On the other hand, Hughes lost his associates because of his whimsical nature when it came to the making of major decisions. Dietrich resigned from Hughes’ business empire after a dispute. Part of the dispute was that Hughes wanted to inflate the price of one of his companies before selling it to raise money for more aircraft. Hughes wanted Dietrich to invest some of his money in this plan. Similar, Hepburn left Hughes because of his inability to value their relationship. In this regard, Hughes floundered mainly because he interfered with the trust other people gave him. Also, he was not keen on observing business ethics.
The main lessons gleaned from this assignment are as follows. First, there is a direct link between theory and practice in organizational behavior (Colquitt, LePine, and Wesson 4). The film reviewed has many aspects that demonstrate the impact of certain behaviours on the well-being of an organization. Secondly, it is clear that organizational leaders play a critical role in the operations of the organization. In this case, the convictions of Howard Hughes determined the eventual success or failure of the projects he undertook.
The main contribution of this assignment to the understanding of organizational behaviour is that organizations are dynamic. Different forces act on an organization at the same time, and they lead to different outcomes. The influence of different players varies. However, all the players contribute to the eventual state of the organization. Secondly, the overall character of an organization depends on the influence of the most powerful people in that organization.
Colquitt, Jason, Jeffery LePine and Michael Wesson.
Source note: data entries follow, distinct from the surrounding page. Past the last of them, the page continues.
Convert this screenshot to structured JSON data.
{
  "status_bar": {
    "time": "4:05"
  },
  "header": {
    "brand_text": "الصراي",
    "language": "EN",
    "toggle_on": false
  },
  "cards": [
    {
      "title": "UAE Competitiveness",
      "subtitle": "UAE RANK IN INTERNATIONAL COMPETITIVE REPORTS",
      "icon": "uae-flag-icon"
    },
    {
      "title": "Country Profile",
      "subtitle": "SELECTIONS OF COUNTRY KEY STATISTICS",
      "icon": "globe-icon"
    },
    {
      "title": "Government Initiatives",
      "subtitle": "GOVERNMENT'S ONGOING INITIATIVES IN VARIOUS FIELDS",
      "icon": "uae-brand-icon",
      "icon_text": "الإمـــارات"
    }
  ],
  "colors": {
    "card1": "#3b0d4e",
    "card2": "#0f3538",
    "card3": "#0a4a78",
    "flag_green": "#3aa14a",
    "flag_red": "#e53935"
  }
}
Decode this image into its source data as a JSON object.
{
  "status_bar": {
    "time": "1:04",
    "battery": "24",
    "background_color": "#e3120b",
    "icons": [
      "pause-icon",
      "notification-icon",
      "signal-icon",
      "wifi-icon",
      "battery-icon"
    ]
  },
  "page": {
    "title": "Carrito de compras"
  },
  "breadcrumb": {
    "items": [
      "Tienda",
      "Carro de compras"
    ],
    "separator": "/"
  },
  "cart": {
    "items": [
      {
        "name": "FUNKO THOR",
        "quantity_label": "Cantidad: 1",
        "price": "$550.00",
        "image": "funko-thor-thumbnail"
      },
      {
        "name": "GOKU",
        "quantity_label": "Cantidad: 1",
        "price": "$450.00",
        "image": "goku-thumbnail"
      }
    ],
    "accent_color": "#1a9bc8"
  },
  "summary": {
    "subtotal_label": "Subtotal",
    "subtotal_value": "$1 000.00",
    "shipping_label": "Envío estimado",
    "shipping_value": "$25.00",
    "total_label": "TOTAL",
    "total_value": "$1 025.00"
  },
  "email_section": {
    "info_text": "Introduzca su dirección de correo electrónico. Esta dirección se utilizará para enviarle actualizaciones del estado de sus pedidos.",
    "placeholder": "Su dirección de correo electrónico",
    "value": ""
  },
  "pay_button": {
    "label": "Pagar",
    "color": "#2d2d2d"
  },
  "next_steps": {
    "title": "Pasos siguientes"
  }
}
Organizational Behavior: Improving Performance and Commitment in the Workplace. New York: McGraw-Hill/Irwin, 2012. Print.